Æthelberht, also popularly called "Saint Albert", was probably venerated as a saint soon after his death because of his services to the spread of Christianity. The cult has been documented since the 13th century. His relics were reburied under the high altar of the original burial church. His feast day was originally February 24th, but today it is celebrated on February 25th so that it does not overlap with the feast day of the apostle Matthias . In iconography , he is represented in a vision of how he sees the man of pain or his instruments of suffering.



Web links

Commons : Æthelberht of Kent  - collection of pictures, videos and audio files

Individual evidence

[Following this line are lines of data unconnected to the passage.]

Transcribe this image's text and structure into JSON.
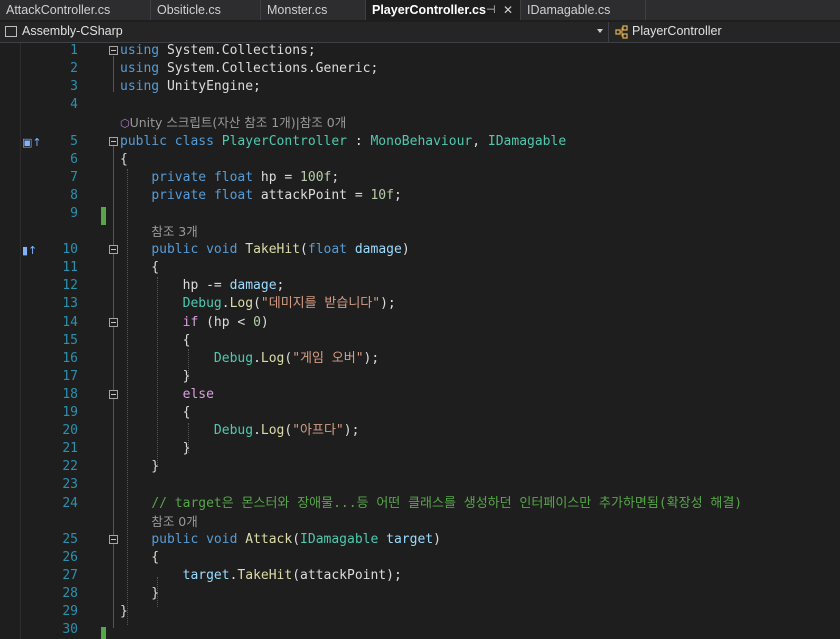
{
  "tabs": [
    {
      "label": "AttackController.cs"
    },
    {
      "label": "Obsiticle.cs"
    },
    {
      "label": "Monster.cs"
    },
    {
      "label": "PlayerController.cs",
      "active": true
    },
    {
      "label": "IDamagable.cs"
    }
  ],
  "nav": {
    "project": "Assembly-CSharp",
    "member": "PlayerController"
  },
  "lines": [
    {
      "n": "1",
      "tokens": [
        [
          "kw",
          "using"
        ],
        [
          "pl",
          " System.Collections;"
        ]
      ]
    },
    {
      "n": "2",
      "tokens": [
        [
          "kw",
          "using"
        ],
        [
          "pl",
          " System.Collections.Generic;"
        ]
      ]
    },
    {
      "n": "3",
      "tokens": [
        [
          "kw",
          "using"
        ],
        [
          "pl",
          " UnityEngine;"
        ]
      ]
    },
    {
      "n": "4",
      "tokens": []
    },
    {
      "lens": "Unity 스크립트(자산 참조 1개)|참조 0개"
    },
    {
      "n": "5",
      "tokens": [
        [
          "kw",
          "public"
        ],
        [
          "pl",
          " "
        ],
        [
          "kw",
          "class"
        ],
        [
          "pl",
          " "
        ],
        [
          "ty",
          "PlayerController"
        ],
        [
          "pl",
          " : "
        ],
        [
          "ty",
          "MonoBehaviour"
        ],
        [
          "pl",
          ", "
        ],
        [
          "ty",
          "IDamagable"
        ]
      ]
    },
    {
      "n": "6",
      "tokens": [
        [
          "pl",
          "{"
        ]
      ]
    },
    {
      "n": "7",
      "tokens": [
        [
          "pl",
          "    "
        ],
        [
          "kw",
          "private"
        ],
        [
          "pl",
          " "
        ],
        [
          "kw",
          "float"
        ],
        [
          "pl",
          " hp = "
        ],
        [
          "nm",
          "100f"
        ],
        [
          "pl",
          ";"
        ]
      ]
    },
    {
      "n": "8",
      "tokens": [
        [
          "pl",
          "    "
        ],
        [
          "kw",
          "private"
        ],
        [
          "pl",
          " "
        ],
        [
          "kw",
          "float"
        ],
        [
          "pl",
          " attackPoint = "
        ],
        [
          "nm",
          "10f"
        ],
        [
          "pl",
          ";"
        ]
      ]
    },
    {
      "n": "9",
      "tokens": []
    },
    {
      "lens": "참조 3개"
    },
    {
      "n": "10",
      "tokens": [
        [
          "pl",
          "    "
        ],
        [
          "kw",
          "public"
        ],
        [
          "pl",
          " "
        ],
        [
          "kw",
          "void"
        ],
        [
          "pl",
          " "
        ],
        [
          "fn",
          "TakeHit"
        ],
        [
          "pl",
          "("
        ],
        [
          "kw",
          "float"
        ],
        [
          "pl",
          " "
        ],
        [
          "pm",
          "damage"
        ],
        [
          "pl",
          ")"
        ]
      ]
    },
    {
      "n": "11",
      "tokens": [
        [
          "pl",
          "    {"
        ]
      ]
    },
    {
      "n": "12",
      "tokens": [
        [
          "pl",
          "        hp -= "
        ],
        [
          "pm",
          "damage"
        ],
        [
          "pl",
          ";"
        ]
      ]
    },
    {
      "n": "13",
      "tokens": [
        [
          "pl",
          "        "
        ],
        [
          "ty",
          "Debug"
        ],
        [
          "pl",
          "."
        ],
        [
          "fn",
          "Log"
        ],
        [
          "pl",
          "("
        ],
        [
          "st",
          "\"데미지를 받습니다\""
        ],
        [
          "pl",
          ");"
        ]
      ]
    },
    {
      "n": "14",
      "tokens": [
        [
          "pl",
          "        "
        ],
        [
          "ct",
          "if"
        ],
        [
          "pl",
          " (hp < "
        ],
        [
          "nm",
          "0"
        ],
        [
          "pl",
          ")"
        ]
      ]
    },
    {
      "n": "15",
      "tokens": [
        [
          "pl",
          "        {"
        ]
      ]
    },
    {
      "n": "16",
      "tokens": [
        [
          "pl",
          "            "
        ],
        [
          "ty",
          "Debug"
        ],
        [
          "pl",
          "."
        ],
        [
          "fn",
          "Log"
        ],
        [
          "pl",
          "("
        ],
        [
          "st",
          "\"게임 오버\""
        ],
        [
          "pl",
          ");"
        ]
      ]
    },
    {
      "n": "17",
      "tokens": [
        [
          "pl",
          "        }"
        ]
      ]
    },
    {
      "n": "18",
      "tokens": [
        [
          "pl",
          "        "
        ],
        [
          "ct",
          "else"
        ]
      ]
    },
    {
      "n": "19",
      "tokens": [
        [
          "pl",
          "        {"
        ]
      ]
    },
    {
      "n": "20",
      "tokens": [
        [
          "pl",
          "            "
        ],
        [
          "ty",
          "Debug"
        ],
        [
          "pl",
          "."
        ],
        [
          "fn",
          "Log"
        ],
        [
          "pl",
          "("
        ],
        [
          "st",
          "\"아프다\""
        ],
        [
          "pl",
          ");"
        ]
      ]
    },
    {
      "n": "21",
      "tokens": [
        [
          "pl",
          "        }"
        ]
      ]
    },
    {
      "n": "22",
      "tokens": [
        [
          "pl",
          "    }"
        ]
      ]
    },
    {
      "n": "23",
      "tokens": []
    },
    {
      "n": "24",
      "tokens": [
        [
          "pl",
          "    "
        ],
        [
          "cm",
          "// target은 몬스터와 장애물...등 어떤 클래스를 생성하던 인터페이스만 추가하면됨(확장성 해결)"
        ]
      ]
    },
    {
      "lens": "참조 0개"
    },
    {
      "n": "25",
      "tokens": [
        [
          "pl",
          "    "
        ],
        [
          "kw",
          "public"
        ],
        [
          "pl",
          " "
        ],
        [
          "kw",
          "void"
        ],
        [
          "pl",
          " "
        ],
        [
          "fn",
          "Attack"
        ],
        [
          "pl",
          "("
        ],
        [
          "ty",
          "IDamagable"
        ],
        [
          "pl",
          " "
        ],
        [
          "pm",
          "target"
        ],
        [
          "pl",
          ")"
        ]
      ]
    },
    {
      "n": "26",
      "tokens": [
        [
          "pl",
          "    {"
        ]
      ]
    },
    {
      "n": "27",
      "tokens": [
        [
          "pl",
          "        "
        ],
        [
          "pm",
          "target"
        ],
        [
          "pl",
          "."
        ],
        [
          "fn",
          "TakeHit"
        ],
        [
          "pl",
          "(attackPoint);"
        ]
      ]
    },
    {
      "n": "28",
      "tokens": [
        [
          "pl",
          "    }"
        ]
      ]
    },
    {
      "n": "29",
      "tokens": [
        [
          "pl",
          "}"
        ]
      ]
    },
    {
      "n": "30",
      "tokens": []
    }
  ]
}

  1. a b c Nicholas Brooks: Anglo-Saxon Myths: State and Church, 400-1066 , Hambledon & London, 1998, ISBN 978-1852851545 , pp. 47-51.
  2. Anglo-Saxon Chronicle for the year 552
  3. a b c Simon Keynes: Kings of Kent . In: Lapidge et al. (Ed.): The Blackwell Encyclopaedia of Anglo-Saxon England . Wiley-Blackwell, Oxford et al. a. 2001, ISBN 978-0-6312-2492-1 , pp. 501-502.
  4. Nicholas J. Higham: The convert kings: power and religious affiliation in early Anglo-Saxon England , Manchester University Press, 1997, ISBN 978-0719048289 , pp. 85-86.
  5. ^ Gregory of Tours : Historia Francorum ( History of the Franks ) 9.26
  6. a b c d e S. E. Kelly: Æthelberht ; In: Michael Lapidge et al. (Ed.): The Blackwell Encyclopaedia of Anglo-Saxon England . Wiley-Blackwell, Oxford et al. a. 2001, ISBN 978-0-6312-2492-1 , p. 13
  7. DP Kirby: The Earliest English Kings , Routledge, 2000, ISBN 978-0415242110 , pp. 25-26.
  8. ^ A b c d William HuntEthelbert (552? –616) . In: Leslie Stephen (Ed.): Dictionary of National Biography . Volume 18:  Esdaile - Finan. MacMillan & Co, Smith, Elder & Co., New York City / London, 1889, pp 16 - 17 (English).
  9. between 601 and 616: Berta in Foundation for Medieval Genealogy
  10. ^ DP Kirby: The Earliest English Kings , Routledge, 2000, ISBN 978-0415242110 , p. 46.
  11. ^ Anglo-Saxon Chronicle for the year 568
  12. Beda: HE 1.25
  13. a b Ekkart SauserEthelbert. In: Biographisch-Bibliographisches Kirchenlexikon (BBKL). Volume 18, Bautz, Herzberg 2001, ISBN 3-88309-086-7 , Sp. 391-392.
  14. S1
  15. DP Kirby: The Earliest English Kings , Routledge, 2000, ISBN 978-0415242110 , pp. 29-30.
  16. DP Kirby: The Earliest English Kings , Routledge, 2000, ISBN 978-0415242110 , p. 30.
  17. The Laws of Æthelberht in the Medieval Sourcebook (English)
  18. Beda: HE 2.5
  19. Beda: HE 2,3
  20. ^ Ian Hodder: Interpreting Archeology: Finding Meaning in the Past , Routledge, 1997, ISBN 978-0-415-15744-5 (Paperback), p. 207.
  21. ^ Anglo-Saxon Chronicle for the year 604
  22. Beda: HE 5.24
  23. ^ A b Nicholas J. Higham, Rædwald , in: Lapidge et al. (Ed.): The Blackwell Enzyclopaedia of Anglo-Saxon England , p. 385.
  24. Ethelbert of Kent in saintpatrickdc.org
  25. ^ Saint Ethelbert of Kent at Saints.SQPN.com
predecessor Office successor
Eormenric King of Kent
560? / Around 585–616 / 618